• [Exercise]
For each line in the data that includes "true", make a copy.

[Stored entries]
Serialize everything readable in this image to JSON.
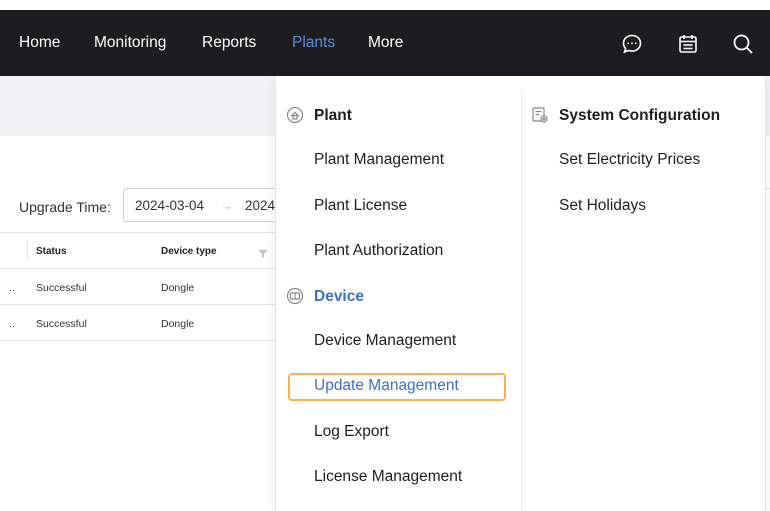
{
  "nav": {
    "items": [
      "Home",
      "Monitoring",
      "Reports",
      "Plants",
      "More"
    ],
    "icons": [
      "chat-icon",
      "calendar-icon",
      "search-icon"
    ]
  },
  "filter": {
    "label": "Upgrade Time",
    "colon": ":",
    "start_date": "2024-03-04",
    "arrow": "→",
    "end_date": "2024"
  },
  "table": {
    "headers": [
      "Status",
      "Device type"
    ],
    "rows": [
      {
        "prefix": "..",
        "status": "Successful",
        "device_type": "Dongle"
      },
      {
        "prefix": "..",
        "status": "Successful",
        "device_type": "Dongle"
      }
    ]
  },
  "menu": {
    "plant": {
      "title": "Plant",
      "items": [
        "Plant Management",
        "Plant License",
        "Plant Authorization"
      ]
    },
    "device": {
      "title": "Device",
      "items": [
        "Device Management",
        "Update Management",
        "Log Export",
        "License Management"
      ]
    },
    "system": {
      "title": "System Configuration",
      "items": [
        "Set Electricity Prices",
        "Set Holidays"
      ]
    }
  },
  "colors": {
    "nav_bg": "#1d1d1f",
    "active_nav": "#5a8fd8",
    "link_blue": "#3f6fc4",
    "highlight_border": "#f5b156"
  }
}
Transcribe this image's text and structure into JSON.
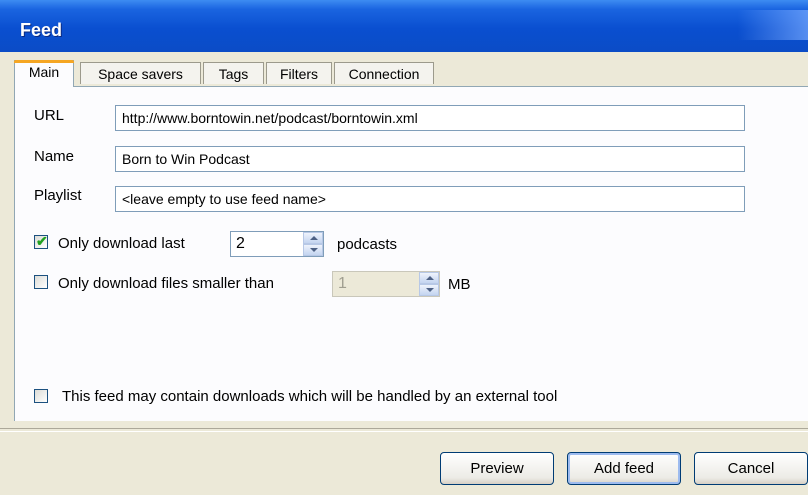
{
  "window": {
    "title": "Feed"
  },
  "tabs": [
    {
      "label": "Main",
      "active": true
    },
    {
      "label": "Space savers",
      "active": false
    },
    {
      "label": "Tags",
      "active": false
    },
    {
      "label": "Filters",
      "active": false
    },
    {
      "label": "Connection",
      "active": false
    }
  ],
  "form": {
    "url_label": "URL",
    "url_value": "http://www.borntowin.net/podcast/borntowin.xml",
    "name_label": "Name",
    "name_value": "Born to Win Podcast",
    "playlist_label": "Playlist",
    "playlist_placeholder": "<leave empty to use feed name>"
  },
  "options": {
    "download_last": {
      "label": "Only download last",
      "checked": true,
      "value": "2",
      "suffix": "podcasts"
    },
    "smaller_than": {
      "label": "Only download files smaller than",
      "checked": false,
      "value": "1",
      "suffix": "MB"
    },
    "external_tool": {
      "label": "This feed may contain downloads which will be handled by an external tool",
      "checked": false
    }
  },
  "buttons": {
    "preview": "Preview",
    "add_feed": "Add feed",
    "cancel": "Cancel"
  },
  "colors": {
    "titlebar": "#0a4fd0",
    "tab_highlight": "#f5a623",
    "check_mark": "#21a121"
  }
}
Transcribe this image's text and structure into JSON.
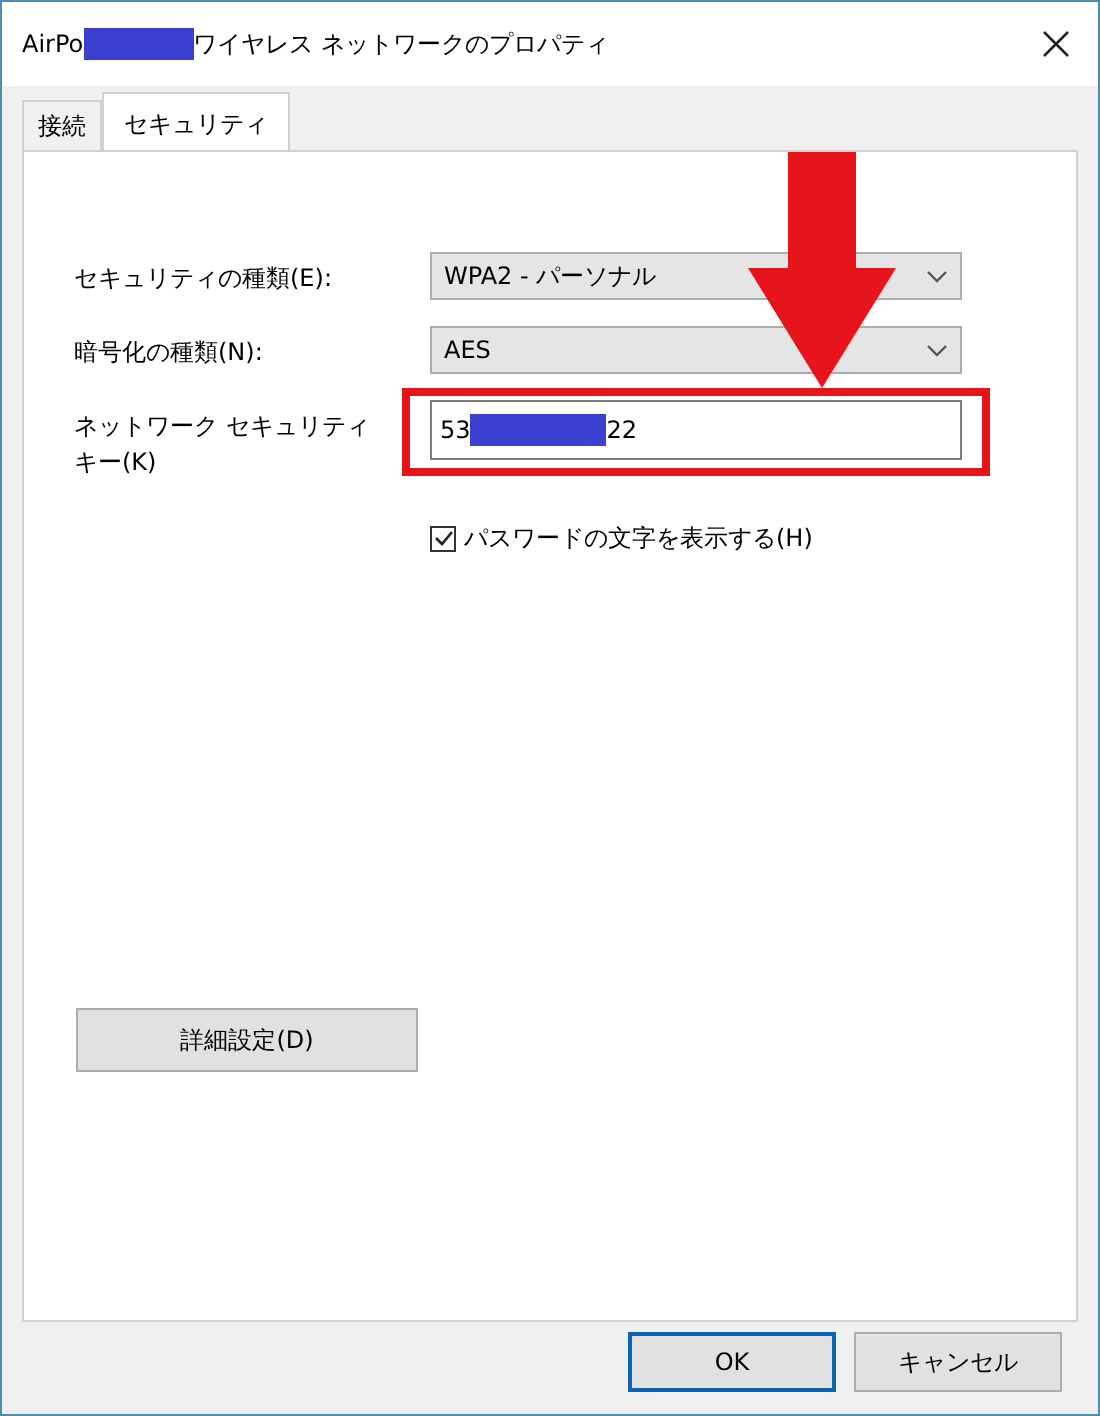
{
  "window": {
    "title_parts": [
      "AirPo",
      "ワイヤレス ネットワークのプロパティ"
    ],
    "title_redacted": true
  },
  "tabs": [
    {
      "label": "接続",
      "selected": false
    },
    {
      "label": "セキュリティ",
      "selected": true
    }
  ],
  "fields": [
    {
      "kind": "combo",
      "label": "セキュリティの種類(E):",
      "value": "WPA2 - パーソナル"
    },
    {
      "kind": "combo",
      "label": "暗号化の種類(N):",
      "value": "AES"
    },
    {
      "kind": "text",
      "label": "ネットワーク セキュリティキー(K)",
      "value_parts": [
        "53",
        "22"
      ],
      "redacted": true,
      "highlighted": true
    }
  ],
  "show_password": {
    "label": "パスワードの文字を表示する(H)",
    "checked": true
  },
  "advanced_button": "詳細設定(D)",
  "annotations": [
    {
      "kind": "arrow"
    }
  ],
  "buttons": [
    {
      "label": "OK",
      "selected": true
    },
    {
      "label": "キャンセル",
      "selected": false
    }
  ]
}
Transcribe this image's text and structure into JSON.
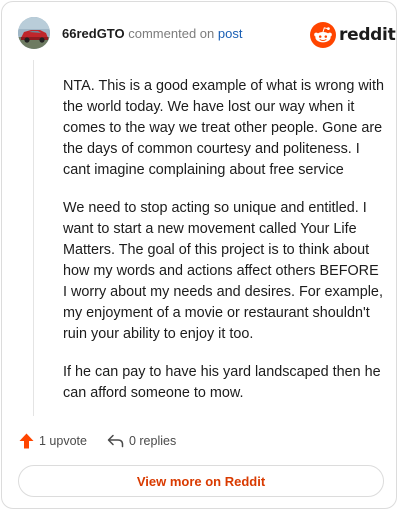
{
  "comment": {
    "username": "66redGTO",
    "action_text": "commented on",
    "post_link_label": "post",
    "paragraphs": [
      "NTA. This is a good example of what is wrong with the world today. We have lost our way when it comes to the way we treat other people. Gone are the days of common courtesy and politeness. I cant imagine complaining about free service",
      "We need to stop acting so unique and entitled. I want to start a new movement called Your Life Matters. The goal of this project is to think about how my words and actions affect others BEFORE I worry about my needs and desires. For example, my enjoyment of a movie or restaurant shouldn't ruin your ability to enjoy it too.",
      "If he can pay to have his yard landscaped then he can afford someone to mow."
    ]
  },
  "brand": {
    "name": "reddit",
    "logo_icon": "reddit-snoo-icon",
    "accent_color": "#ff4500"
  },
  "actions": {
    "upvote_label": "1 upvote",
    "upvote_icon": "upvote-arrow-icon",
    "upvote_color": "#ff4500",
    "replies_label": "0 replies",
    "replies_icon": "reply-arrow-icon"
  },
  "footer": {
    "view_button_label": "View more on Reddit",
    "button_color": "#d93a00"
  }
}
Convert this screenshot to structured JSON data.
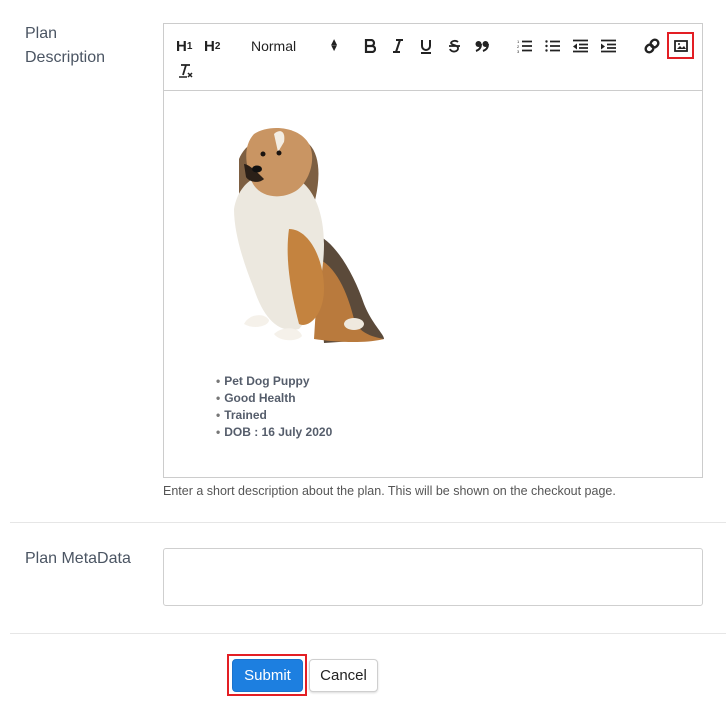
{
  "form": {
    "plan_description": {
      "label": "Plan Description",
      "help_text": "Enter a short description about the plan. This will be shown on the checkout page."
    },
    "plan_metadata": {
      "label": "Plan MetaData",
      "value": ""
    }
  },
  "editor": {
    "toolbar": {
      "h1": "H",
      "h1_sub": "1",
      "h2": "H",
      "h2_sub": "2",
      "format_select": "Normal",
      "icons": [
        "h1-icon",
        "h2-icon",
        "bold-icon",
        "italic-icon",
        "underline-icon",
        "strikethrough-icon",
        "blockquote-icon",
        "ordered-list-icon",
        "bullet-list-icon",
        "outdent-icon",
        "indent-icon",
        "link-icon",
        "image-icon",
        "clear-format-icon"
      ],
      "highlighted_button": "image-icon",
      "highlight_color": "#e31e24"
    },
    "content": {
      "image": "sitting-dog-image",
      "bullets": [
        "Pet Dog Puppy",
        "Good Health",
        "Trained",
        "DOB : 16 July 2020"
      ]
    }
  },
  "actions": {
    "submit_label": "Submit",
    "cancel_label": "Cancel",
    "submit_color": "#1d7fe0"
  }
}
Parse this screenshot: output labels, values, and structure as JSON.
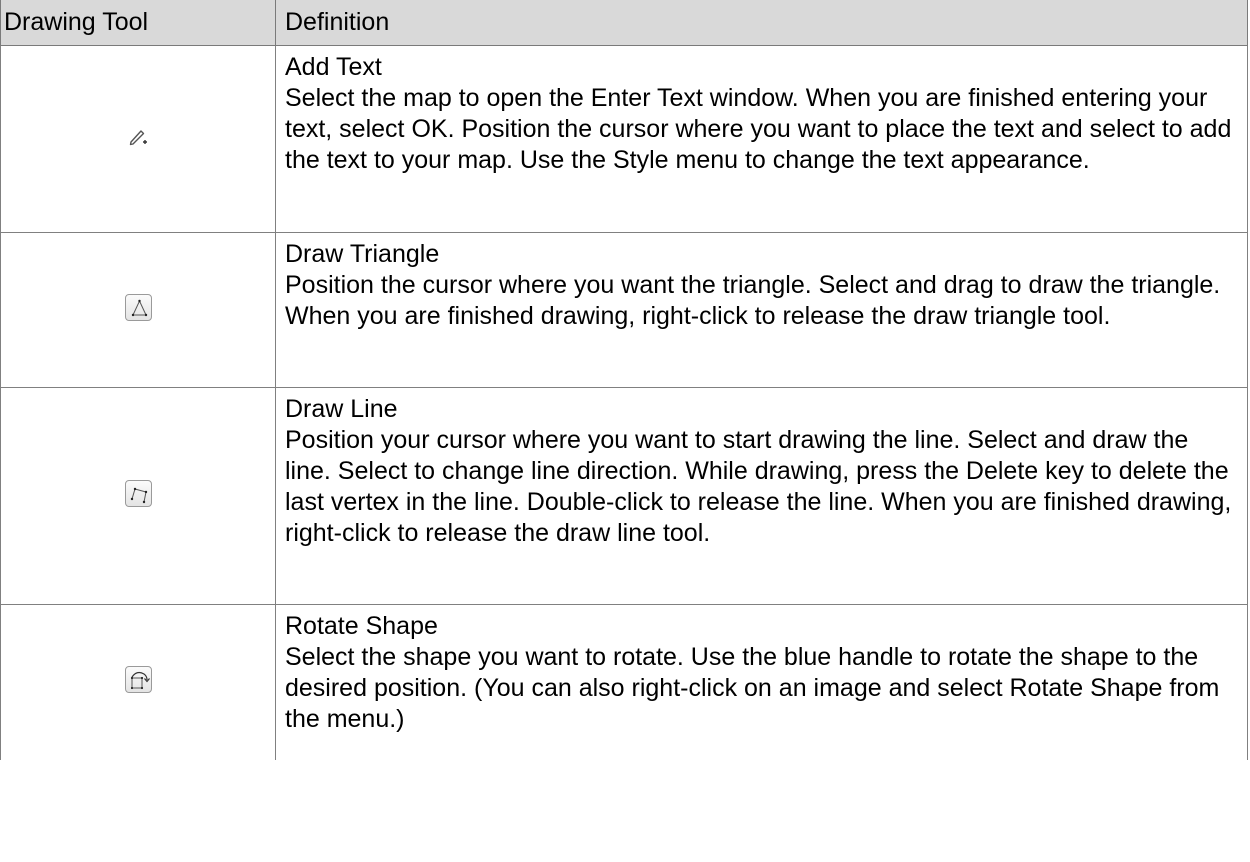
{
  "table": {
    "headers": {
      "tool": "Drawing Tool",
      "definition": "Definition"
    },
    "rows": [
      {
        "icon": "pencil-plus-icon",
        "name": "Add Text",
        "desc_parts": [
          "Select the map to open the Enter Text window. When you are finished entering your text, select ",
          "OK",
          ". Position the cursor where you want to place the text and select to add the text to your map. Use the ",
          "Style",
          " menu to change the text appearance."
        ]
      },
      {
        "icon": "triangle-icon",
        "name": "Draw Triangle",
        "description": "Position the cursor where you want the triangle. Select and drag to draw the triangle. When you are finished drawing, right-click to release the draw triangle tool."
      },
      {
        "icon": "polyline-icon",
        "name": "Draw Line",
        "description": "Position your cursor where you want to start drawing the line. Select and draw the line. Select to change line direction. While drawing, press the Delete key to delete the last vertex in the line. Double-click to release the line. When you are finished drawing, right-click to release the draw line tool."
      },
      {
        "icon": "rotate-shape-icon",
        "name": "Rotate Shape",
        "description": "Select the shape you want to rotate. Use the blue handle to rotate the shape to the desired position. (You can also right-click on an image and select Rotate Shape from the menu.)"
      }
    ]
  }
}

• [Written response]
      "active": true
      "checked": true,
    "title_redacted": true
      "selected": true
      "redacted": true,
      "highlighted": true
    "checked": true
      "selected": true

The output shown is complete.